Looking forward to Daisy Fund’s Africa Bush Trek marking Childhood Cancer Month 2014, Abby White recalls her 2005 adventure through Tanzania’s captivating wilderness. An epic experience raising funds that bring hope of life and sight saving care to children with eye cancer and their families.
11 years ago, a new baby girl was born in Botswana. Four short years later, retinoblastoma claimed her life. Her name means love, and today, her legacy continues to build hope for other children around the world.
Our Global Rb Scientist, Dr. Helen Dimaras, is leading a major initiative to advance digital pathology consultations at our pathology Lab in Nairobi, thanks to a $100,000 grant from Grand Challenges Canada.

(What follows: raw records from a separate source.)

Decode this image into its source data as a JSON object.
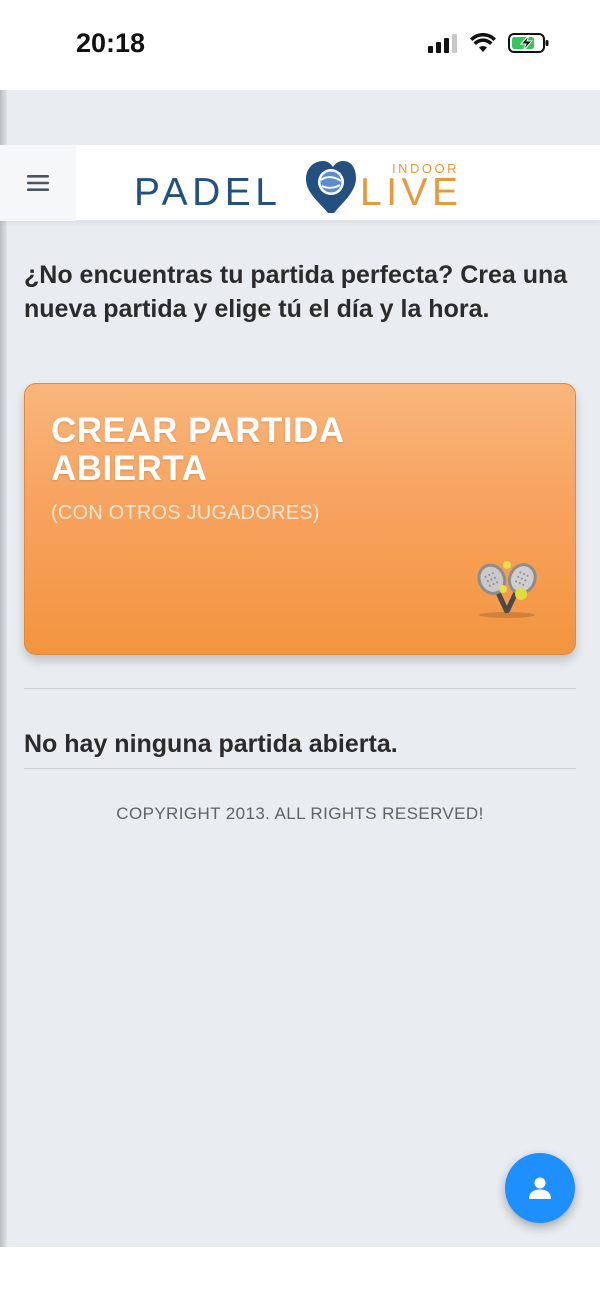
{
  "status_bar": {
    "time": "20:18"
  },
  "header": {
    "menu_icon": "hamburger-menu-icon",
    "logo": {
      "word_left": "PADEL",
      "word_right": "LIVE",
      "tag": "INDOOR",
      "colors": {
        "blue": "#23507f",
        "orange": "#e79a3c"
      }
    }
  },
  "main": {
    "intro_text": "¿No encuentras tu partida perfecta? Crea una nueva partida y elige tú el día y la hora.",
    "create_card": {
      "title": "CREAR PARTIDA ABIERTA",
      "subtitle": "(CON OTROS JUGADORES)",
      "icon": "padel-rackets-icon",
      "color": "#f7a25e"
    },
    "empty_message": "No hay ninguna partida abierta.",
    "copyright": "COPYRIGHT 2013. ALL RIGHTS RESERVED!"
  },
  "fab": {
    "icon": "user-icon",
    "color": "#1d8fff"
  }
}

The digital RbCoLab will significantly improve care for each child by rapidly identifying their true risk and need for further treatment after their eye has been removed.

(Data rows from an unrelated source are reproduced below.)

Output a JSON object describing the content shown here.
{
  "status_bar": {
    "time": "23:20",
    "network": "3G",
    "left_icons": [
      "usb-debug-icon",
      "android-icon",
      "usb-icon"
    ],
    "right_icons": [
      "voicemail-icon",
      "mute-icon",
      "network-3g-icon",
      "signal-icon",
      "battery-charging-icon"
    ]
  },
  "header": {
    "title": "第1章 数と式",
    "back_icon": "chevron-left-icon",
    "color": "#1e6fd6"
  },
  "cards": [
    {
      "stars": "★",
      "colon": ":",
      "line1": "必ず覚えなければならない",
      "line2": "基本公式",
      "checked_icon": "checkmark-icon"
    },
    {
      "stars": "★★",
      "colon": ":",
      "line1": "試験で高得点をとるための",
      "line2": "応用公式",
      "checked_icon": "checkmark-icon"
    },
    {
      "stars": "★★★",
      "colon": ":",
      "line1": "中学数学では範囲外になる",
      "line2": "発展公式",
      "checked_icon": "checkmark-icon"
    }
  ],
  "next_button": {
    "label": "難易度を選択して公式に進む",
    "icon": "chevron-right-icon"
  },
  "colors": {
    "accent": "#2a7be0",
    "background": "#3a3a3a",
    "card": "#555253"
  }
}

Last Sunday, January 22nd, the world lost a wonderful man, and Daisy Fund lost a special friend.
Our child life leaders are excited to be bringing child life skills to the children they care for. Their knowledge, vision and dedication will enrich paediatric health care and children’s lives beyond measure.

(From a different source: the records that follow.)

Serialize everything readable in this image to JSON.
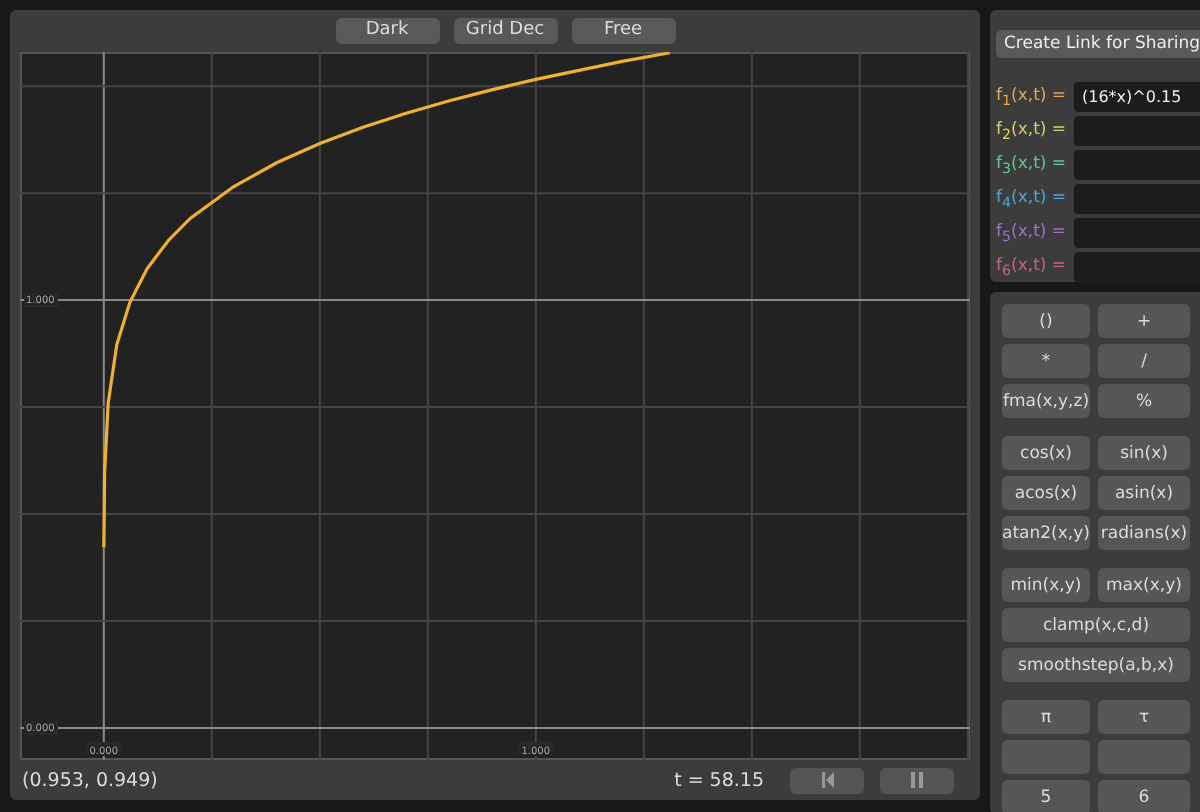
{
  "toolbar": {
    "buttons": [
      {
        "label": "Dark"
      },
      {
        "label": "Grid Dec"
      },
      {
        "label": "Free"
      }
    ]
  },
  "graph": {
    "chart_data": {
      "type": "line",
      "grid": true,
      "xlim": [
        -0.194,
        2.005
      ],
      "ylim": [
        -0.075,
        1.58
      ],
      "xticks": [
        {
          "value": 0,
          "label": "0.000"
        },
        {
          "value": 1,
          "label": "1.000"
        }
      ],
      "yticks": [
        {
          "value": 0,
          "label": "0.000"
        },
        {
          "value": 1,
          "label": "1.000"
        }
      ],
      "x": [
        0.0002,
        0.0003,
        0.002,
        0.01,
        0.03,
        0.06,
        0.1,
        0.15,
        0.2,
        0.3,
        0.4,
        0.5,
        0.6,
        0.7,
        0.8,
        0.9,
        1.0,
        1.1,
        1.2,
        1.31
      ],
      "series": [
        {
          "color": "#f0b030",
          "values": [
            0.422,
            0.449,
            0.597,
            0.76,
            0.896,
            0.994,
            1.073,
            1.14,
            1.191,
            1.265,
            1.321,
            1.366,
            1.404,
            1.437,
            1.466,
            1.492,
            1.516,
            1.537,
            1.558,
            1.578
          ]
        }
      ]
    }
  },
  "status_bar": {
    "coordinates": "(0.953, 0.949)",
    "time": "t = 58.15"
  },
  "share_button": "Create Link for Sharing",
  "functions": [
    {
      "label": "f$_{1}$(x,t) =",
      "color": "#e8a84a",
      "value": "(16*x)^0.15"
    },
    {
      "label": "f$_{2}$(x,t) =",
      "color": "#d8d060"
    },
    {
      "label": "f$_{3}$(x,t) =",
      "color": "#60c890"
    },
    {
      "label": "f$_{4}$(x,t) =",
      "color": "#4aa8d8"
    },
    {
      "label": "f$_{5}$(x,t) =",
      "color": "#a070d0"
    },
    {
      "label": "f$_{6}$(x,t) =",
      "color": "#d06080"
    }
  ],
  "key_groups": [
    [
      {
        "kind": "normal",
        "label": "()"
      },
      {
        "kind": "normal",
        "label": "+"
      },
      {
        "kind": "normal",
        "label": "*"
      },
      {
        "kind": "normal",
        "label": "/"
      },
      {
        "kind": "normal",
        "label": "fma(x,y,z)"
      },
      {
        "kind": "normal",
        "label": "%"
      }
    ],
    [
      {
        "kind": "normal",
        "label": "cos(x)"
      },
      {
        "kind": "normal",
        "label": "sin(x)"
      },
      {
        "kind": "normal",
        "label": "acos(x)"
      },
      {
        "kind": "normal",
        "label": "asin(x)"
      },
      {
        "kind": "normal",
        "label": "atan2(x,y)"
      },
      {
        "kind": "normal",
        "label": "radians(x)"
      }
    ],
    [
      {
        "kind": "normal",
        "label": "min(x,y)"
      },
      {
        "kind": "normal",
        "label": "max(x,y)"
      },
      {
        "kind": "wide",
        "label": "clamp(x,c,d)"
      },
      {
        "kind": "wide",
        "label": "smoothstep(a,b,x)"
      }
    ],
    [
      {
        "kind": "normal",
        "label": "π"
      },
      {
        "kind": "normal",
        "label": "τ"
      },
      {
        "kind": "blank"
      },
      {
        "kind": "blank"
      },
      {
        "kind": "normal",
        "label": "5"
      },
      {
        "kind": "normal",
        "label": "6"
      }
    ]
  ]
}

People often ask me incredulously “why would parents refuse eye removed surgery if it’s the only way to save their child’s life?” This is a very important question. Understanding the complex answers helps us care for families to ensure children have the best chance of cure.
Two children. The same affliction. Drastically different outcomes. Yet each story represents the most common reality for children with retinoblastoma in these respective parts of the world.
The challenges surrounding eye removal stigma are complex, but our passion to overcome them is stronger. I feel honoured to have a special eye and to be able to use it to help spread the message and save lives.